Member Comments
Member Date
Sandra Petersen 03/08/07
As a parent, I appreciated your message.

I liked the way you showed just how isolated your narrator was from the realities of little boys. The highly formal way she spoke made me think inadvertently of the Father in Cheaper By the Dozen, another 'efficiency expert.' Great story, interesting direction. Wonderful description.
Venice Kichura03/09/07
So materfully written & such a timely message for parents---awesome job!
Marilee Alvey03/10/07
This was a nice reminder, especially with the repeating phrase about efficiency. That word cannot be used effectively in a sentence with a little boy in it. I ought to know. I had two of my own little inefficiency experts.

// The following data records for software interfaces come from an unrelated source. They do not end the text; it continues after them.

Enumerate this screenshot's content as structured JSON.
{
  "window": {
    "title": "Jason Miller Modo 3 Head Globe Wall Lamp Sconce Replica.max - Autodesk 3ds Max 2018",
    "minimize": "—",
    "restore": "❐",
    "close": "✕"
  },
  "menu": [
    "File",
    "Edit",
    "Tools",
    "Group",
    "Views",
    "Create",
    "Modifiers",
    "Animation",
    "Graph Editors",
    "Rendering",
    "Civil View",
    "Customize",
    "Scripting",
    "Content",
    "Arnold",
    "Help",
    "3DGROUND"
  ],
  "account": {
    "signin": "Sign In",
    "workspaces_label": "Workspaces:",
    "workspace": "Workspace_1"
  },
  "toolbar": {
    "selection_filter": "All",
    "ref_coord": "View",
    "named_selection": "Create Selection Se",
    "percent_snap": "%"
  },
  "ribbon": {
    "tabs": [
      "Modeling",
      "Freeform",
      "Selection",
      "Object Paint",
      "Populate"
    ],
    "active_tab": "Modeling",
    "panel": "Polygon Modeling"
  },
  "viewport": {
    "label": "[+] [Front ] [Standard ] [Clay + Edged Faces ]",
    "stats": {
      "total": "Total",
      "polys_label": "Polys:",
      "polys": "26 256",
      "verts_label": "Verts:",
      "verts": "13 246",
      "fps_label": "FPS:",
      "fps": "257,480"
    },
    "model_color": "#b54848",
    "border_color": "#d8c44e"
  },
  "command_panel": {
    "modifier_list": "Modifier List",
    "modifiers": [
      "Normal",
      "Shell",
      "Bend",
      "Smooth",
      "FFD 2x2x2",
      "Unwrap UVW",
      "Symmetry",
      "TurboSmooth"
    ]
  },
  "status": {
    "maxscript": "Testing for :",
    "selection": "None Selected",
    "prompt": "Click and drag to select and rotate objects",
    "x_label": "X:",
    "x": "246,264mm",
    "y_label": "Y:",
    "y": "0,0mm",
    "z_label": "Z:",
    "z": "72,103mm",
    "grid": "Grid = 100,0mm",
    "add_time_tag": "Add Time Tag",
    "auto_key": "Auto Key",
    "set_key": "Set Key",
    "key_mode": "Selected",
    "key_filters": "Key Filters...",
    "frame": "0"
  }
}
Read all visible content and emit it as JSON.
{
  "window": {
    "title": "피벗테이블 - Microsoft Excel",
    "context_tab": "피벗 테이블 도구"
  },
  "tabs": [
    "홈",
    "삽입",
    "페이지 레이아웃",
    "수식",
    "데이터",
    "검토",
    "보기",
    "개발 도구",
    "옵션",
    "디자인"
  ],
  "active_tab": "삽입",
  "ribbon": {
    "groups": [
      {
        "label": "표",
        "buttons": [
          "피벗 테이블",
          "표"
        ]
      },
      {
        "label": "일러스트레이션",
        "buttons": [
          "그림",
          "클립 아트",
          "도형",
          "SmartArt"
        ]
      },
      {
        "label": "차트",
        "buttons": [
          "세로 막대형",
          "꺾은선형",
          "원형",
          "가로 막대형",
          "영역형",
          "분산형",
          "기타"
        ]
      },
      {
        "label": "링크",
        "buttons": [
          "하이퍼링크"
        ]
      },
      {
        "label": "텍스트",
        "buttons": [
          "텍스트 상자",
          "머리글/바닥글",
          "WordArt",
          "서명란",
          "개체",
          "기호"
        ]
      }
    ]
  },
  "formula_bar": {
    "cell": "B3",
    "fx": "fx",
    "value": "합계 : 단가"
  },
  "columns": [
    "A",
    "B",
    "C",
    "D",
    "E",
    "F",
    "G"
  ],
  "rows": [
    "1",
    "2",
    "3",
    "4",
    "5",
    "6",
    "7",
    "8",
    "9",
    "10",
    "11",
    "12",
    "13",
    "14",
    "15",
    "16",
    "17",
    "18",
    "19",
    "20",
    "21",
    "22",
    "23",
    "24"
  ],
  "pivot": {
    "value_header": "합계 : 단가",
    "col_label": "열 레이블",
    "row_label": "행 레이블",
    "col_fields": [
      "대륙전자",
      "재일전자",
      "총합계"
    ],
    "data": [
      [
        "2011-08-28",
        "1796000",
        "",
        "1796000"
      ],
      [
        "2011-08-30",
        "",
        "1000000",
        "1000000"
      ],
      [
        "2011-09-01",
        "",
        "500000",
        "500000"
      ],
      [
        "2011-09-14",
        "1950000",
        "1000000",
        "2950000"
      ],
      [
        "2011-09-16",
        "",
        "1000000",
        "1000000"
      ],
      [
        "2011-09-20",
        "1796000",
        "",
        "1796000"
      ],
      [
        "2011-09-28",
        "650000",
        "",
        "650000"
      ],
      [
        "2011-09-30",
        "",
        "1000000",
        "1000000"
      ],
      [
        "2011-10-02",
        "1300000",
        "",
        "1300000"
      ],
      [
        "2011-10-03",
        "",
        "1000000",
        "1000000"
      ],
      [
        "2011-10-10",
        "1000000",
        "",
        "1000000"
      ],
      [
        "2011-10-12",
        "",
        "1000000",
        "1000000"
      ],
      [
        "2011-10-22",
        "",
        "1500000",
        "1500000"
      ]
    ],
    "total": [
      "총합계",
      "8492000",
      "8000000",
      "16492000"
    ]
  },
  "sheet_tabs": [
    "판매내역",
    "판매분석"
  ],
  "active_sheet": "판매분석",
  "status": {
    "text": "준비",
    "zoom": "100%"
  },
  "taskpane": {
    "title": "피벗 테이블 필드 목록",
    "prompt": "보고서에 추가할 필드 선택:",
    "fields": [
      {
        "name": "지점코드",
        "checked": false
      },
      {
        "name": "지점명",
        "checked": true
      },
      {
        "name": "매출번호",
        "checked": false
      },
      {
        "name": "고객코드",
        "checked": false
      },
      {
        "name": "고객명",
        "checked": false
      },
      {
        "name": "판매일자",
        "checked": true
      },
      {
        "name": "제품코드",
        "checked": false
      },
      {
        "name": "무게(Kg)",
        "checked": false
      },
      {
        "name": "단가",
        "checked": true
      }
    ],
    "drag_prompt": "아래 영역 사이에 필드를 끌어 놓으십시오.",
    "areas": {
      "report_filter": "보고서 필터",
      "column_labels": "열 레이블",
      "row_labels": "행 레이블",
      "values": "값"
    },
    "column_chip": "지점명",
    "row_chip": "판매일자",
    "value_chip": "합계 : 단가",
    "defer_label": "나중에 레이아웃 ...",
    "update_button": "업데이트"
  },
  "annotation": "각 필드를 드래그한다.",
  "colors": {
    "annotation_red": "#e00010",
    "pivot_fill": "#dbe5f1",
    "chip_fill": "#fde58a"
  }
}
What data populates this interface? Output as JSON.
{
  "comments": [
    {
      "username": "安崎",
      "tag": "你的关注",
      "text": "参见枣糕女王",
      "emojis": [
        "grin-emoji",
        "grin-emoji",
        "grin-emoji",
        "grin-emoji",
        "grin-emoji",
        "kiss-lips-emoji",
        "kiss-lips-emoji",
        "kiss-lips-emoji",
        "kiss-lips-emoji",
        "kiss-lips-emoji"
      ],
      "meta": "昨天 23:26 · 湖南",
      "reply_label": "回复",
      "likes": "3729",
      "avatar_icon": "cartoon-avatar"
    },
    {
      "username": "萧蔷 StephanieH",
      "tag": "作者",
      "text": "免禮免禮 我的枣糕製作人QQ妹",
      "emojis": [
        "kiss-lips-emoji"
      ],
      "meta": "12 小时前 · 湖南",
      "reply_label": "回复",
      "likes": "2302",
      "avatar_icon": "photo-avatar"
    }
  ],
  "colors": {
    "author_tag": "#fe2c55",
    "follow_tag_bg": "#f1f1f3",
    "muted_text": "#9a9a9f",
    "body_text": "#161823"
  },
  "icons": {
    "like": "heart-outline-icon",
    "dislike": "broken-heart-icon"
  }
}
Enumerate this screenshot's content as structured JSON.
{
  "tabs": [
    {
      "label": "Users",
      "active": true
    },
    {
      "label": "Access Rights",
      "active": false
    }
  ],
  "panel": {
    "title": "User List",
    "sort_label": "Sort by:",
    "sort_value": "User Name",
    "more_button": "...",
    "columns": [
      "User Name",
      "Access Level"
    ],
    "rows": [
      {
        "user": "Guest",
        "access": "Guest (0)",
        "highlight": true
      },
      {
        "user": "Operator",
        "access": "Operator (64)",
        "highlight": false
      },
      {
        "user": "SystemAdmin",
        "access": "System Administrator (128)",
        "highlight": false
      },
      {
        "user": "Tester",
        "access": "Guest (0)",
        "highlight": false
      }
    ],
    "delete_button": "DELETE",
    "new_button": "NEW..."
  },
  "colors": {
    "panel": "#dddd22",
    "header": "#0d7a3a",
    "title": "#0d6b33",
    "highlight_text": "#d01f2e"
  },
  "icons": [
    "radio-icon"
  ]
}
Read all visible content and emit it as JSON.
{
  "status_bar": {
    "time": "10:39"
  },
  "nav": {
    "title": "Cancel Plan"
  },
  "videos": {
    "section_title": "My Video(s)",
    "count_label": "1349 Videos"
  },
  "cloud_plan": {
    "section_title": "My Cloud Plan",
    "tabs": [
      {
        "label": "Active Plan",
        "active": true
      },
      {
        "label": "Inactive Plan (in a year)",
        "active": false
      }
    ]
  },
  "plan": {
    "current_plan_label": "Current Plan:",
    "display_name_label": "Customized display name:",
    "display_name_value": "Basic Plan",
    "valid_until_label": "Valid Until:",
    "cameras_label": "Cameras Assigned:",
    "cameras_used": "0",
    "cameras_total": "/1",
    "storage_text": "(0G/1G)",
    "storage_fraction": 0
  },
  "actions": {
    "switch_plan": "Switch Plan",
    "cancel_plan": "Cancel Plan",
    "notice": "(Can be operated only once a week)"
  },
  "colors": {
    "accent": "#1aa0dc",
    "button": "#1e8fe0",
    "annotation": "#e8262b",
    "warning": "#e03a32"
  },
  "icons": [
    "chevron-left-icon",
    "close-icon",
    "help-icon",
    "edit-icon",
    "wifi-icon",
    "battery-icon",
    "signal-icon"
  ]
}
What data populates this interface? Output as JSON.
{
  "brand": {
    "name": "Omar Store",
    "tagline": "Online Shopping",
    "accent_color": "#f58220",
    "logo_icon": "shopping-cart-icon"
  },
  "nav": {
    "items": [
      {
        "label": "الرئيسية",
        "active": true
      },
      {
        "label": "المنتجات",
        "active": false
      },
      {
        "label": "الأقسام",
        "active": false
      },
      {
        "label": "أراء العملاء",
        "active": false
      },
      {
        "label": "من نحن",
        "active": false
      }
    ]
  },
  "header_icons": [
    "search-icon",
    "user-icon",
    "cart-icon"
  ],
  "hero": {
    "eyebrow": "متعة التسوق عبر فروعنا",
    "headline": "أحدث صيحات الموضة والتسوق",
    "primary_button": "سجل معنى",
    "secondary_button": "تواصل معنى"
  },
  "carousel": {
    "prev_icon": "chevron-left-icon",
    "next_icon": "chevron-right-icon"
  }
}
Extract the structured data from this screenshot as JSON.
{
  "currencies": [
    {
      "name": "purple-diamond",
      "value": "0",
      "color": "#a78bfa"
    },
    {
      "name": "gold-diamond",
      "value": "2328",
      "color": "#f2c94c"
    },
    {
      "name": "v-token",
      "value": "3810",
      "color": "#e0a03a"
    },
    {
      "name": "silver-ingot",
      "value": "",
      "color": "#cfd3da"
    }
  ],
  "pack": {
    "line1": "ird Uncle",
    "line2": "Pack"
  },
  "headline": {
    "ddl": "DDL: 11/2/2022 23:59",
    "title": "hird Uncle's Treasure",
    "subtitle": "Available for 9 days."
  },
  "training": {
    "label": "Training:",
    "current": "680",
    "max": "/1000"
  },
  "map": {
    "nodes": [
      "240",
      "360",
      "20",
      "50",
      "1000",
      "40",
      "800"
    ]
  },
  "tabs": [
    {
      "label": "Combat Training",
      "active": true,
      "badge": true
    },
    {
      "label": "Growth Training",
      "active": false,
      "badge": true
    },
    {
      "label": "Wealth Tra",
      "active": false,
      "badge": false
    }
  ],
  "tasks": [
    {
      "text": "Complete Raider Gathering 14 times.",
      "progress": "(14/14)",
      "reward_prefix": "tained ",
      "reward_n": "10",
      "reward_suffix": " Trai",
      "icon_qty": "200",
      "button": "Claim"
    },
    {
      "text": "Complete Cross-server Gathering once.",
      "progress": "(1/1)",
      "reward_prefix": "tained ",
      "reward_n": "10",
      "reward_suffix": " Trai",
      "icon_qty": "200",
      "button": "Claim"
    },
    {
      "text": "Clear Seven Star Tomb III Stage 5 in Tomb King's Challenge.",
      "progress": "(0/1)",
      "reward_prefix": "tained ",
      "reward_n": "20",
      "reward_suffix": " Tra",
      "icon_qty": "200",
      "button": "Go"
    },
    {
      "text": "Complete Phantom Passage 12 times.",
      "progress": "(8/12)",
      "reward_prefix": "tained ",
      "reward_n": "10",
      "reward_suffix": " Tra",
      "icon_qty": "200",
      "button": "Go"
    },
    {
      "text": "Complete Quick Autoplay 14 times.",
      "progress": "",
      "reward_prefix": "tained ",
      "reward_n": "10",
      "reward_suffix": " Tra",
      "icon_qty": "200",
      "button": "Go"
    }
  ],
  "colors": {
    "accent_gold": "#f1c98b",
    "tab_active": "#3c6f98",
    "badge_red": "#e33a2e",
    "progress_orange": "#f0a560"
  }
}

Mo 03/10/07
Very good & very good message, too.
Leigh MacKelvey03/11/07
A well written entry with a good message. We often forget that "just to be" is just as improtant than effeciency. Well done.
Jan Ackerson 03/12/07
Really effective use of repetition, and a charming story. Love the authentic voice, and the tone.
Jacquelyn Horne03/12/07
What a day for (I presume) a lady with not children of her own. What an escapade! I like her ending thoughts on the adventure. Good writing.
Cassie Memmer03/13/07
A great reminder in this message, life is more than the plans WE make, more than the efficency of getting things done in a timely way. Nice story and well written.
Sara Harricharan 03/13/07
Efficient indeed. A very fun read! I enjoyed the character of the little boy-so much like a certain little cousin of mine. I always clear my schedule as a rule of thumb now whenever he's around. ^_^ I loved the piece with the water and fishing for the mitten.
Verna Cole Mitchell 03/13/07
Very good story! The voice of the narrator was "efficiency itself." I like how she changed to make the little boy happy.
Joanne Sher 03/14/07
Great detail - and such an effective, lovely way to get this oh-so-important message out. Loved it, Suzanne!
Amy Michelle Wiley 03/16/07
Aww, what a darling story. Great job!